On a warm summer evening in Bedford, New York, surrounded by rolling hills and a warm audience of supporters, the girls introduced themselves, in all their diversity and honesty: "I'm yellow." "I'm white." "I'm caramel." "I'm bi."
The bullied girl who found school "the scariest place to be," who "went to the blade because I felt afraid." Jewel.
The girl who "just because I'm in seventh grade doesn't mean I'm any less discriminated against." Emma.
The girl whose dad "beat my mom for 15 years, [but though] she was down she brought herself up." "Elizabeth."
"Sticks and stones can break your bones," finished one, but words can hurt you."
Words are the currency, and the power, of the young performers of Girl Be Heard, artists and activists who bring global issues affecting girls center stage in cutting-edge theatre. The nonprofit company has performed at the White House, the United Nations, the State Department, TED conferences, and in underserved communities locally and globally. Major original productions have addressed homelessness, the rape epidemic in the Democratic Republic of the Congo, sex trafficking, and gun violence.
It always starts with the personal. When Hazel joined Girl Be Heard, she heard the story of Melanie, whose brother was shot and killed in 2010--something she could not have experienced otherwise. So she shared her stories too. "Society teaches us to gulp down pain and not be vulnerable," Hazel says. "Girl Be Heard gives us a place where we can be vulnerable." As Executive Director and Co-Founder Jessica Greer Morris pronounces, "We take the shame out of the equation...and show that you can rise above adversity."
And they change lives. "I owe this group so much," says Alexandra Saali, a founding member from 2008 who now serves as a Young Professionals "Amplifer" for Girl Be Heard.

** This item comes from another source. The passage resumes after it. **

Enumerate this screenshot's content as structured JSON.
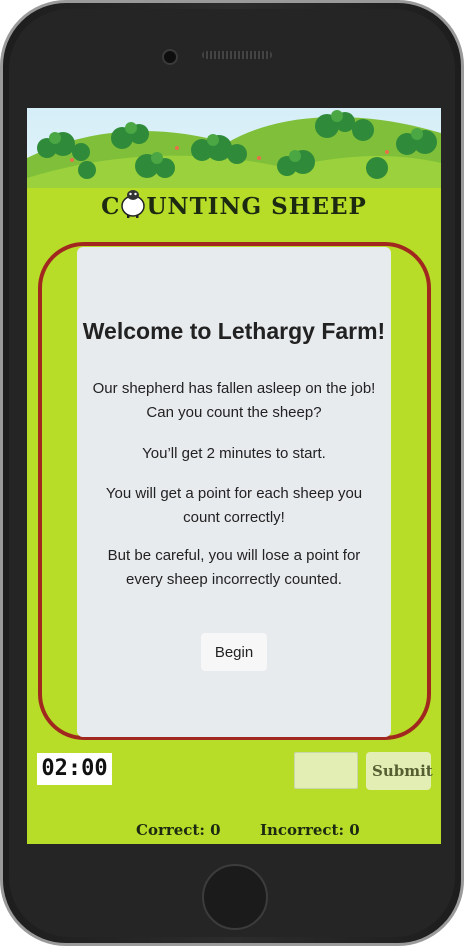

Hearing about the plights of Congolese women and the other girls gave her "purpose, mission, and the drive that kept me on track through the crazy years of growing up." Alexandra is bound for medical school after she graduates from Brown University.
Julienne Lusenge (r), President of Female Solidarity for Integrated Peace and Development, a coalition of 40 women's organizations in DR Congo, so believes in Girl Be Heard that her daughter Raissa is joining. Also at the Bedford home of Chairperson Jackie Shapiro was former Premier of Bermuda Dame Pamela Gordon-Banks (l), to be honored at this year's "Gotta Love Girls" Gala.
In Bermuda, she said, "We have a saying: 'For each one, reach one, teach one.'" She went on to share the impact of Girl Be Heard performing in Bermuda, "where, being a small country, people can be quiet. These young ladies made it possible for people to realize they can have a voice, and that everyone has a story. With a support system you can do and be anything. The sky is the limit."
Which is at the core of Girl Be Heard's philosophy: if a girl can change her own life, she can change the lives of girls everywhere.
This upcoming season, the girls will address eating disorders and the $55-billion-dollar-a-year diet industry in a documentary theatre and dance piece called Embodi(ED). They also have workshops, school groups, and ensembles. When girls audition, Artistic Director and Co-Founder Ashley Marinaccio is looking for "raw talent, passion, and the potential to develop as an artist and thinker." Most important: "someone with something to say."
Girl Be Heard takes it from there. "Our job is to put Miracle-Gro on these young talents," says Greer Morris, to empower young women to become brave, socially conscious leaders in their communities. They also build lasting and invaluable community--family, really--for the girls. "Once you're a member of Girl Be Heard...you're with Girl Be Heard for life." Full disclosure--my daughter (r) is a proud member of Girl Be Heard. I'm a proud mom, who also works in philanthropy and knows "making a difference" when I see it.
Girl Be Heard is the real thing. They make a difference. They change lives. And they speak to us all.